%%

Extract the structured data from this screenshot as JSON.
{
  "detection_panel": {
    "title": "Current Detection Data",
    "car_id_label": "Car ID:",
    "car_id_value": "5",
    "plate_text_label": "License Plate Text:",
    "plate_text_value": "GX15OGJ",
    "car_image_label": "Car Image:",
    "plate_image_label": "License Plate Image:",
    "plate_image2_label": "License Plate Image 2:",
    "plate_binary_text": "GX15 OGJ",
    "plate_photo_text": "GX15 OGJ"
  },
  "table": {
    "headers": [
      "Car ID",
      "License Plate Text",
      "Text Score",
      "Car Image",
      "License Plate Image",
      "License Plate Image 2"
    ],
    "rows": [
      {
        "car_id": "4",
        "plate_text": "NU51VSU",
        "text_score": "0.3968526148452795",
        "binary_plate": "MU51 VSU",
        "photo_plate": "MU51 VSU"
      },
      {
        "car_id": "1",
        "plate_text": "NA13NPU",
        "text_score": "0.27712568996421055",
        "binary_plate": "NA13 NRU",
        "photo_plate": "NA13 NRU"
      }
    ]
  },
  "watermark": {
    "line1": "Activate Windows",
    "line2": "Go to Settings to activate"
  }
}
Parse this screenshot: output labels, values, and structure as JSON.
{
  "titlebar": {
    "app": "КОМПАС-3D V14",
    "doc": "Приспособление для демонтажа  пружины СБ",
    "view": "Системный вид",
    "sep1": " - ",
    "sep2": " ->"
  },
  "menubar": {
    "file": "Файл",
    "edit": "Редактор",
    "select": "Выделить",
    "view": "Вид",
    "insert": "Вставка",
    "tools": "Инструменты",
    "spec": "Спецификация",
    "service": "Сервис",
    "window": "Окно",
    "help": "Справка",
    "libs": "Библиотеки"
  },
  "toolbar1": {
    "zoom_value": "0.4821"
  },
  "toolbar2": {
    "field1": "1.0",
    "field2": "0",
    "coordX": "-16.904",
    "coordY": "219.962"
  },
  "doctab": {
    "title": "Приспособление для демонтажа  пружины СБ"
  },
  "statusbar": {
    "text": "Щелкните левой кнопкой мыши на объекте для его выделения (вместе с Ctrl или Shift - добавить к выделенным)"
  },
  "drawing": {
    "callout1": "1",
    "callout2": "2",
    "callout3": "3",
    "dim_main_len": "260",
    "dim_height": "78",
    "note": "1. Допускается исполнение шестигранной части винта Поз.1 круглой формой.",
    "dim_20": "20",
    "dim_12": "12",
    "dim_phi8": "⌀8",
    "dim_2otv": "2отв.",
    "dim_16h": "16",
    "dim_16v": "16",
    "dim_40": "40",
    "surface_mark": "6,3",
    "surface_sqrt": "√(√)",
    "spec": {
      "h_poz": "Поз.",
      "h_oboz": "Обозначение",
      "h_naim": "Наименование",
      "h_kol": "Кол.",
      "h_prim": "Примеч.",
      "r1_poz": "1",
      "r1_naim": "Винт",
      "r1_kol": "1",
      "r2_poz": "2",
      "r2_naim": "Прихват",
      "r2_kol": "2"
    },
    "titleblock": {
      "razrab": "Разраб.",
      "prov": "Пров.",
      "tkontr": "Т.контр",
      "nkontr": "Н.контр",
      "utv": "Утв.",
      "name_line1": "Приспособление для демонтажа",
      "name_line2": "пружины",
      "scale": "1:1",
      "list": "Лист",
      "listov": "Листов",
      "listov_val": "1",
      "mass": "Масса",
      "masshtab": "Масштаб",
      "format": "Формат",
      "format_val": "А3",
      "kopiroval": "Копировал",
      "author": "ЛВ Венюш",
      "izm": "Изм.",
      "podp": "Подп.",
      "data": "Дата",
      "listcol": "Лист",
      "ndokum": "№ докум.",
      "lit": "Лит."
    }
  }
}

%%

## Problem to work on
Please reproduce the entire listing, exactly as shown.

## Answer for the task
Extract the structured data from this screenshot as JSON.
{
  "detection_panel": {
    "title": "Current Detection Data",
    "car_id_label": "Car ID:",
    "car_id_value": "5",
    "plate_text_label": "License Plate Text:",
    "plate_text_value": "GX15OGJ",
    "car_image_label": "Car Image:",
    "plate_image_label": "License Plate Image:",
    "plate_image2_label": "License Plate Image 2:",
    "plate_binary_text": "GX15 OGJ",
    "plate_photo_text": "GX15 OGJ"
  },
  "table": {
    "headers": [
      "Car ID",
      "License Plate Text",
      "Text Score",
      "Car Image",
      "License Plate Image",
      "License Plate Image 2"
    ],
    "rows": [
      {
        "car_id": "4",
        "plate_text": "NU51VSU",
        "text_score": "0.3968526148452795",
        "binary_plate": "MU51 VSU",
        "photo_plate": "MU51 VSU"
      },
      {
        "car_id": "1",
        "plate_text": "NA13NPU",
        "text_score": "0.27712568996421055",
        "binary_plate": "NA13 NRU",
        "photo_plate": "NA13 NRU"
      }
    ]
  },
  "watermark": {
    "line1": "Activate Windows",
    "line2": "Go to Settings to activate"
  }
}
Parse this screenshot: output labels, values, and structure as JSON.
{
  "titlebar": {
    "app": "КОМПАС-3D V14",
    "doc": "Приспособление для демонтажа  пружины СБ",
    "view": "Системный вид",
    "sep1": " - ",
    "sep2": " ->"
  },
  "menubar": {
    "file": "Файл",
    "edit": "Редактор",
    "select": "Выделить",
    "view": "Вид",
    "insert": "Вставка",
    "tools": "Инструменты",
    "spec": "Спецификация",
    "service": "Сервис",
    "window": "Окно",
    "help": "Справка",
    "libs": "Библиотеки"
  },
  "toolbar1": {
    "zoom_value": "0.4821"
  },
  "toolbar2": {
    "field1": "1.0",
    "field2": "0",
    "coordX": "-16.904",
    "coordY": "219.962"
  },
  "doctab": {
    "title": "Приспособление для демонтажа  пружины СБ"
  },
  "statusbar": {
    "text": "Щелкните левой кнопкой мыши на объекте для его выделения (вместе с Ctrl или Shift - добавить к выделенным)"
  },
  "drawing": {
    "callout1": "1",
    "callout2": "2",
    "callout3": "3",
    "dim_main_len": "260",
    "dim_height": "78",
    "note": "1. Допускается исполнение шестигранной части винта Поз.1 круглой формой.",
    "dim_20": "20",
    "dim_12": "12",
    "dim_phi8": "⌀8",
    "dim_2otv": "2отв.",
    "dim_16h": "16",
    "dim_16v": "16",
    "dim_40": "40",
    "surface_mark": "6,3",
    "surface_sqrt": "√(√)",
    "spec": {
      "h_poz": "Поз.",
      "h_oboz": "Обозначение",
      "h_naim": "Наименование",
      "h_kol": "Кол.",
      "h_prim": "Примеч.",
      "r1_poz": "1",
      "r1_naim": "Винт",
      "r1_kol": "1",
      "r2_poz": "2",
      "r2_naim": "Прихват",
      "r2_kol": "2"
    },
    "titleblock": {
      "razrab": "Разраб.",
      "prov": "Пров.",
      "tkontr": "Т.контр",
      "nkontr": "Н.контр",
      "utv": "Утв.",
      "name_line1": "Приспособление для демонтажа",
      "name_line2": "пружины",
      "scale": "1:1",
      "list": "Лист",
      "listov": "Листов",
      "listov_val": "1",
      "mass": "Масса",
      "masshtab": "Масштаб",
      "format": "Формат",
      "format_val": "А3",
      "kopiroval": "Копировал",
      "author": "ЛВ Венюш",
      "izm": "Изм.",
      "podp": "Подп.",
      "data": "Дата",
      "listcol": "Лист",
      "ndokum": "№ докум.",
      "lit": "Лит."
    }
  }
}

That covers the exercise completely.